TRA Rights. Next, the court addressed the appellant’s argument that the so-called TRA Rights constituted collateral. The argument rested on the tax attributes’ being a form of general tangibles under the security documents. The court rejected this argument as well, because the TRA Rights did not fall within the particular definition of general intangibles contained in the security documents (“contracts, agreement, instruments, and indentures”).

Adequate protections payments. Finally, the court rejected the argument that adequate protection payments in the case constituted collateral proceeds. The court affirmed the bankruptcy court’s reasoning that adequate protection payments could not themselves be collateral, because their purpose was to protect against any diminution in the value of the collateral.

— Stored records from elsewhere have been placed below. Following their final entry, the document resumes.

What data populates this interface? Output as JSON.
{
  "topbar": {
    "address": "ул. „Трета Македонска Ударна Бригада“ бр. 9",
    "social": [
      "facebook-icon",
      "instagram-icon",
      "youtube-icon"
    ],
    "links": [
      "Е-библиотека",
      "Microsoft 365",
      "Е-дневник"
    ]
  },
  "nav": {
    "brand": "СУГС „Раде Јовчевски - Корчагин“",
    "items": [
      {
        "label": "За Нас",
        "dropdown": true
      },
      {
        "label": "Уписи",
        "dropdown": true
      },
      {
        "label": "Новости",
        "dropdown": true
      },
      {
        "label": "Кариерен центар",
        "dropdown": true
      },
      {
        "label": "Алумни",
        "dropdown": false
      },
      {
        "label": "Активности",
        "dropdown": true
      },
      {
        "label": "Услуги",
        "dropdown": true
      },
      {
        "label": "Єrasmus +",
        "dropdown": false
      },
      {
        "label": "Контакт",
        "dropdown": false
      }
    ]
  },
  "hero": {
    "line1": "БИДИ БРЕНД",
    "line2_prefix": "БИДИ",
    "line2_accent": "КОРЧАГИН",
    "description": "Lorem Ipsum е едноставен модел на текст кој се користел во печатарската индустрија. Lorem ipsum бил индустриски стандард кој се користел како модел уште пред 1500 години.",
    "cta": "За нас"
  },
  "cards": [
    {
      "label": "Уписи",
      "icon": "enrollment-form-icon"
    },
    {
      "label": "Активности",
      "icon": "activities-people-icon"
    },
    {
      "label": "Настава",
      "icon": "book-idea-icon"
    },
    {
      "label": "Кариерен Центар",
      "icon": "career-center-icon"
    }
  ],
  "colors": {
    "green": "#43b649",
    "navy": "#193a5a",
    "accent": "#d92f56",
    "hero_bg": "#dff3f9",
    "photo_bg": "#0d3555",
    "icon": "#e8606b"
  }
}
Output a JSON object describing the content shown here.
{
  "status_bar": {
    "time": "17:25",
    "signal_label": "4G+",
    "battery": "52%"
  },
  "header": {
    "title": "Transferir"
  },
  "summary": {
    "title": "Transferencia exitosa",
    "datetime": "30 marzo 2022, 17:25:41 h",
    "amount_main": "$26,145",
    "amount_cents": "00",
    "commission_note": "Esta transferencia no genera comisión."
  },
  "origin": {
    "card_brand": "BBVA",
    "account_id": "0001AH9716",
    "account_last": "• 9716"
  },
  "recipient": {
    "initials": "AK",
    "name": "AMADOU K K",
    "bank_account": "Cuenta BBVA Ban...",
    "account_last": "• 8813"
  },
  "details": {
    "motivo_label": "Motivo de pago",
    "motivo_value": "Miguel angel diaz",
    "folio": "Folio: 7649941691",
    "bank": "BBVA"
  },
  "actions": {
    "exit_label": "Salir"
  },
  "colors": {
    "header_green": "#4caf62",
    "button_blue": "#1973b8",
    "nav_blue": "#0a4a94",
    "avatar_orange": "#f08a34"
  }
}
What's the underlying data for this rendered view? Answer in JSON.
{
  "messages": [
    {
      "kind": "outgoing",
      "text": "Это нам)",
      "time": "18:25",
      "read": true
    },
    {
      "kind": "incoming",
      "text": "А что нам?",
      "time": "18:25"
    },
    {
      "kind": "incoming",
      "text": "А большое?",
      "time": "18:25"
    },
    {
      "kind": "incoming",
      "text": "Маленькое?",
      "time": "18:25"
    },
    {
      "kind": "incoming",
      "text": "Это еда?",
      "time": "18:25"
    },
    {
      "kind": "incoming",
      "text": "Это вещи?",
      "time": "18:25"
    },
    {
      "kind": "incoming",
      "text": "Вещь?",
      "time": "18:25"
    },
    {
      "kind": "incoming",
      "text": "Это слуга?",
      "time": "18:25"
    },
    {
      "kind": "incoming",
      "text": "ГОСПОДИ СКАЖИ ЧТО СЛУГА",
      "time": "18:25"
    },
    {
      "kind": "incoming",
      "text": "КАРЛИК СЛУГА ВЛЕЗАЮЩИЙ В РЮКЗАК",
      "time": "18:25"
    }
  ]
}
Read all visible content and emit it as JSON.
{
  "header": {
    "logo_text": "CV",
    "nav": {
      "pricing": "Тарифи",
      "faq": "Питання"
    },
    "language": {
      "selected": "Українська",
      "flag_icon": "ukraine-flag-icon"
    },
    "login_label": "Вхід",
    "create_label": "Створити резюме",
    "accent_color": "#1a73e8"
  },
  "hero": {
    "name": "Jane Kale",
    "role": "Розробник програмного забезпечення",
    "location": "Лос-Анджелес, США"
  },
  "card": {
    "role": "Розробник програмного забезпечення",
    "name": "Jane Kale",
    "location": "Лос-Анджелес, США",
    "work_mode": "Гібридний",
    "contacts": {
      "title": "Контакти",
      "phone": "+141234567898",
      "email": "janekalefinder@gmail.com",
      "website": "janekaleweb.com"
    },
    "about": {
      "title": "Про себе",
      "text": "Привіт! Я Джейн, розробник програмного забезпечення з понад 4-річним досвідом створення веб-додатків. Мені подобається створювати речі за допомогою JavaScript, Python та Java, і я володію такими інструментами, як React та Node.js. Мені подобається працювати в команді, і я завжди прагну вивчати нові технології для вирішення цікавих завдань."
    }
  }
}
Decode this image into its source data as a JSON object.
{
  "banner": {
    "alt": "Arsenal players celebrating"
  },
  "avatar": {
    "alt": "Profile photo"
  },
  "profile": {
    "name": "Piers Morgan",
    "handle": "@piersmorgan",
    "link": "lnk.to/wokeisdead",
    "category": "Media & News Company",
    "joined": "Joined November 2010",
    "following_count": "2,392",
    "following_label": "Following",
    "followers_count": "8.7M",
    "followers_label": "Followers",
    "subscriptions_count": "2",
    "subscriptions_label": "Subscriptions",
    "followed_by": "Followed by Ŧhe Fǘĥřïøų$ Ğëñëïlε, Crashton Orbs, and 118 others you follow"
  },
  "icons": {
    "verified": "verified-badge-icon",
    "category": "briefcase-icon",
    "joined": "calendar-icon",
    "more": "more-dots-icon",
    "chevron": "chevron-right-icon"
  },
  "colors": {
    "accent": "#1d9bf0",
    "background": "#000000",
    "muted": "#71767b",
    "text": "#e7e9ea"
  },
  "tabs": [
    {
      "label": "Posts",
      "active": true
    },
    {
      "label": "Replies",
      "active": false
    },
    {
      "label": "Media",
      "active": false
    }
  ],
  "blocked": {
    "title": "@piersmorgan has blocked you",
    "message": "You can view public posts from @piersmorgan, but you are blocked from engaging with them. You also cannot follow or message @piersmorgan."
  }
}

Was there a “collection” with respect to collateral?

The third condition extracted by the bankruptcy court from the introduction to Section 4.1 required that there be a “sale, disposition or collection” in order for the waterfall to apply. Having established that no sale or disposition of the collateral occurred, the district court was left with a determination of whether there was a “collection” on the collateral.

The appellant argued that there had been a “collection,” as the collateral agent had filed a proof of claim. The court rejected this reasoning. While the collateral agent had filed a proof of claim, “collection on debt is distinct from collection on Collateral.” At most the appellant established that the proof of claim constituted collection of a debt; it provided no support, however, for the proposition that the actions of the collateral agent also constituted collection on collateral.


As is most often the case, it was the particular terms of the relevant agreement that were outcome determinative. Nonetheless, a number of takeaways of general application may be derived from the court’s decision.

Securities issued in a bankruptcy reorganization may not constitute collateral or its proceeds. With both Momentive and Energy Future Holdings now taking that position, drafters of intercreditor agreements who wish to ensure that these securities are treated in the priority contemplated by their agreements are advised to explicitly address the allocation of such securities in a restructuring.

While cash would in principle seem to be proceeds of collateral, the tracing requirement of the bankruptcy code could frustrate intended allocations. Again, the remedy would appear to be careful and express drafting in intercreditor arrangements.

It is somewhat curious that the court here excluded the rights under the tax receivables agreement from the pool of general intangibles. The court’s determination may have turned on a narrow formulation of this concept in the particular security documents of the case. Once more, the decision is a yellow flag for drafters, who may now wish to be explicit about the inclusion of tax rights in the litany of pledged collateral or otherwise deal with their disposition in the event of a restructuring.

Praemonitus, praemunitus – forewarned is forearmed. Energy Future Holdings provides a useful reminder that certain common forms of distributions in reorganization cases may not be adequately addressed in standard intercreditor documentation. The benefits of one treatment over another are, of course, not unidirectional. But in all cases, drafters are well-advised to be alert to the issues.